If you’ve ever lost a loved one, had your heart broken, or been on the receiving end of other people’s unkindness, you’ve experienced emotional pain. And that pain wasn’t your imagination. Studies have found that when we feel emotional pain, the same areas of our brains activate as when we feel physical pain.1 The difference is, emotional pain comes with no outward wound. But what if it did?
A world in which we could see emotional pain would look a lot different than our current world. And it might work a lot different, too. Here are five ways that could play out:
“Sticks and stones may break my bones, but words will never hurt me” is one of childhood’s biggest lies, though it’s easy to understand where it came from. Unlike with a physical assault, a verbal assault leaves no external bruises. If it did, perhaps people who deliver unkind words would be much more restrained in doing so. And perhaps society would be a lot less likely to excuse their behavior.
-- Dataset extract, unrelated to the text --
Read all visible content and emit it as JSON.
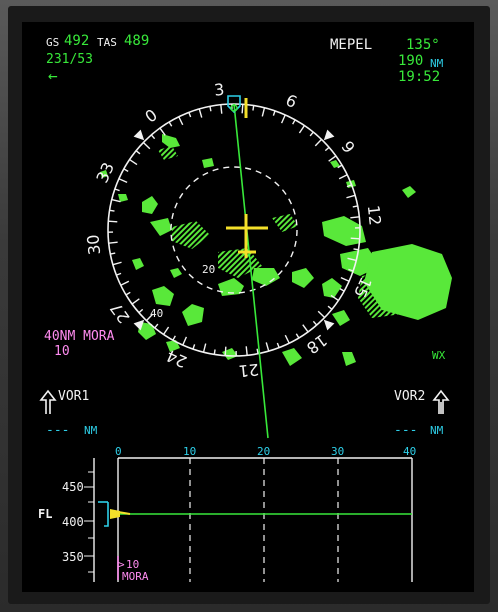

It’s not uncommon for people to tell a colleague or friend who’s been going through a hard time to “toughen up” or “just get over it.” But would they say such things if they could see how much the other person was hurting? If we could see emotional pain, it’s likely that most of us would try to find more constructive ways to help others overcome their troubles. In the same way we would provide crutches for a person who is limping instead of telling them to “suck it up,” we might cook a dinner or simply give a hug to a person who is heartbroken.
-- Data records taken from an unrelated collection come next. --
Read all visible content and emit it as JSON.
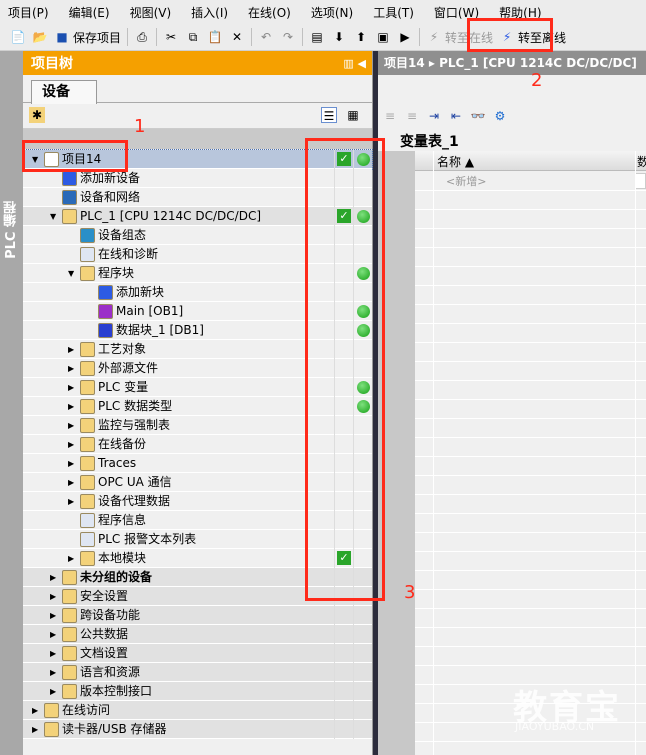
{
  "menu": [
    "项目(P)",
    "编辑(E)",
    "视图(V)",
    "插入(I)",
    "在线(O)",
    "选项(N)",
    "工具(T)",
    "窗口(W)",
    "帮助(H)"
  ],
  "toolbar": {
    "save_label": "保存项目",
    "go_online": "转至在线",
    "go_offline": "转至离线"
  },
  "side_strip": "PLC 编程",
  "tree": {
    "title": "项目树",
    "tab": "设备",
    "rows": [
      {
        "level": 0,
        "label": "项目14",
        "exp": "open",
        "check": true,
        "dot": true,
        "selected": true,
        "icon": "project-icon",
        "color": "#ffffff"
      },
      {
        "level": 1,
        "label": "添加新设备",
        "exp": "none",
        "icon": "add-device-icon",
        "color": "#2d5be3"
      },
      {
        "level": 1,
        "label": "设备和网络",
        "exp": "none",
        "icon": "network-icon",
        "color": "#2a6ab8"
      },
      {
        "level": 1,
        "label": "PLC_1 [CPU 1214C DC/DC/DC]",
        "exp": "open",
        "check": true,
        "dot": true,
        "shaded": true,
        "icon": "plc-icon",
        "color": "#f3d27a"
      },
      {
        "level": 2,
        "label": "设备组态",
        "exp": "none",
        "icon": "device-config-icon",
        "color": "#2a8fc8"
      },
      {
        "level": 2,
        "label": "在线和诊断",
        "exp": "none",
        "icon": "diagnostics-icon",
        "color": "#dfe6f2"
      },
      {
        "level": 2,
        "label": "程序块",
        "exp": "open",
        "dot": true,
        "icon": "folder-icon",
        "color": "#f3d27a"
      },
      {
        "level": 3,
        "label": "添加新块",
        "exp": "none",
        "icon": "add-block-icon",
        "color": "#2d5be3"
      },
      {
        "level": 3,
        "label": "Main [OB1]",
        "exp": "none",
        "dot": true,
        "icon": "ob-icon",
        "color": "#9b2fc8"
      },
      {
        "level": 3,
        "label": "数据块_1 [DB1]",
        "exp": "none",
        "dot": true,
        "icon": "db-icon",
        "color": "#2a3fd0"
      },
      {
        "level": 2,
        "label": "工艺对象",
        "exp": "closed",
        "icon": "folder-icon",
        "color": "#f3d27a"
      },
      {
        "level": 2,
        "label": "外部源文件",
        "exp": "closed",
        "icon": "folder-icon",
        "color": "#f3d27a"
      },
      {
        "level": 2,
        "label": "PLC 变量",
        "exp": "closed",
        "dot": true,
        "icon": "folder-icon",
        "color": "#f3d27a"
      },
      {
        "level": 2,
        "label": "PLC 数据类型",
        "exp": "closed",
        "dot": true,
        "icon": "folder-icon",
        "color": "#f3d27a"
      },
      {
        "level": 2,
        "label": "监控与强制表",
        "exp": "closed",
        "icon": "folder-icon",
        "color": "#f3d27a"
      },
      {
        "level": 2,
        "label": "在线备份",
        "exp": "closed",
        "icon": "folder-icon",
        "color": "#f3d27a"
      },
      {
        "level": 2,
        "label": "Traces",
        "exp": "closed",
        "icon": "folder-icon",
        "color": "#f3d27a"
      },
      {
        "level": 2,
        "label": "OPC UA 通信",
        "exp": "closed",
        "icon": "folder-icon",
        "color": "#f3d27a"
      },
      {
        "level": 2,
        "label": "设备代理数据",
        "exp": "closed",
        "icon": "folder-icon",
        "color": "#f3d27a"
      },
      {
        "level": 2,
        "label": "程序信息",
        "exp": "none",
        "icon": "program-info-icon",
        "color": "#dfe6f2"
      },
      {
        "level": 2,
        "label": "PLC 报警文本列表",
        "exp": "none",
        "icon": "text-list-icon",
        "color": "#dfe6f2"
      },
      {
        "level": 2,
        "label": "本地模块",
        "exp": "closed",
        "check": true,
        "icon": "folder-icon",
        "color": "#f3d27a"
      },
      {
        "level": 1,
        "label": "未分组的设备",
        "exp": "closed",
        "bold": true,
        "shaded": true,
        "icon": "folder-icon",
        "color": "#f3d27a"
      },
      {
        "level": 1,
        "label": "安全设置",
        "exp": "closed",
        "shaded": true,
        "icon": "folder-icon",
        "color": "#f3d27a"
      },
      {
        "level": 1,
        "label": "跨设备功能",
        "exp": "closed",
        "shaded": true,
        "icon": "folder-icon",
        "color": "#f3d27a"
      },
      {
        "level": 1,
        "label": "公共数据",
        "exp": "closed",
        "shaded": true,
        "icon": "folder-icon",
        "color": "#f3d27a"
      },
      {
        "level": 1,
        "label": "文档设置",
        "exp": "closed",
        "shaded": true,
        "icon": "folder-icon",
        "color": "#f3d27a"
      },
      {
        "level": 1,
        "label": "语言和资源",
        "exp": "closed",
        "shaded": true,
        "icon": "folder-icon",
        "color": "#f3d27a"
      },
      {
        "level": 1,
        "label": "版本控制接口",
        "exp": "closed",
        "shaded": true,
        "icon": "folder-icon",
        "color": "#f3d27a"
      },
      {
        "level": 0,
        "label": "在线访问",
        "exp": "closed",
        "shaded": true,
        "icon": "folder-icon",
        "color": "#f3d27a"
      },
      {
        "level": 0,
        "label": "读卡器/USB 存储器",
        "exp": "closed",
        "shaded": true,
        "icon": "folder-icon",
        "color": "#f3d27a"
      }
    ]
  },
  "editor": {
    "breadcrumb": [
      "项目14",
      "PLC_1 [CPU 1214C DC/DC/DC]"
    ],
    "table_title": "变量表_1",
    "col_name": "名称 ▲",
    "col_type": "数",
    "new_row": "<新增>"
  },
  "annotations": [
    "1",
    "2",
    "3"
  ],
  "watermark": {
    "text": "教育宝",
    "sub": "JIAOYUBAO.CN"
  },
  "colors": {
    "accent": "#f5a000",
    "annotation": "#ff2a1a",
    "status_ok": "#16a016"
  }
}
If we could see emotional pain, we would realize how common it is and may feel less ashamed or awkward about seeking help. We would also better know which pains we can overcome on our own and which require professional treatment. For example, you might put a bandage on a scratch, but for an infection, you would see a doctor. If we could see emotional pain in the same way, more people might seek out proper treatment.
Emotional pain can negatively impact our self-esteem, which can make finding success in life more difficult.2 And yet too many people ignore the ways their emotional pain damages them psychologically. If we could see emotional pain, we couldn’t hide from the scars. That, in turn, might lead us to treat emotional pain more seriously and ensure we don’t end up with low self-esteem because of it.
Over the past few decades, chronic loneliness has increased dramatically, particularly among older adults.3 If we could see the emotional distress of that loneliness, we might be more inclined to offer our company.
If we could see emotional pain, we might live in a more compassionate world. Unfortunately, we don’t live in that reality. In our world, emotional pain is internal and too many people ignore it. But it doesn’t have to be that way. You can help. Particularly if you choose to earn an MS in Clinical Mental Health Counseling.
In a clinical mental health master's program, you can gain the confidence, qualifications, and critical thinking skills needed to help clients cope with daily life and overcome their greatest challenges, including those related to emotional pain. It’s a beneficial MS degree for anyone who wants a career focused on helping people. And best of all, you don’t have to upend your life to earn one.
Thanks to online education, you can earn your master’s degree from home or anywhere else you have internet access. Plus, clinical mental health counseling online programs allow you to attend class at whatever time of day works best for you. These are some of the top reasons online learning is so popular with working adults.
Just because we can’t see emotional pain doesn’t mean we can’t treat it. Through a clinical mental health master’s program online, you can become the kind of professional that people suffering from emotional pain need.
Walden University is an accredited institution offering an MS in Clinical Mental Health Counseling degree program online. Expand your career options and earn your degree using a convenient, flexible learning platform that fits your busy life.
Walden University is accredited by The Higher Learning Commission, www.hlcommission.org.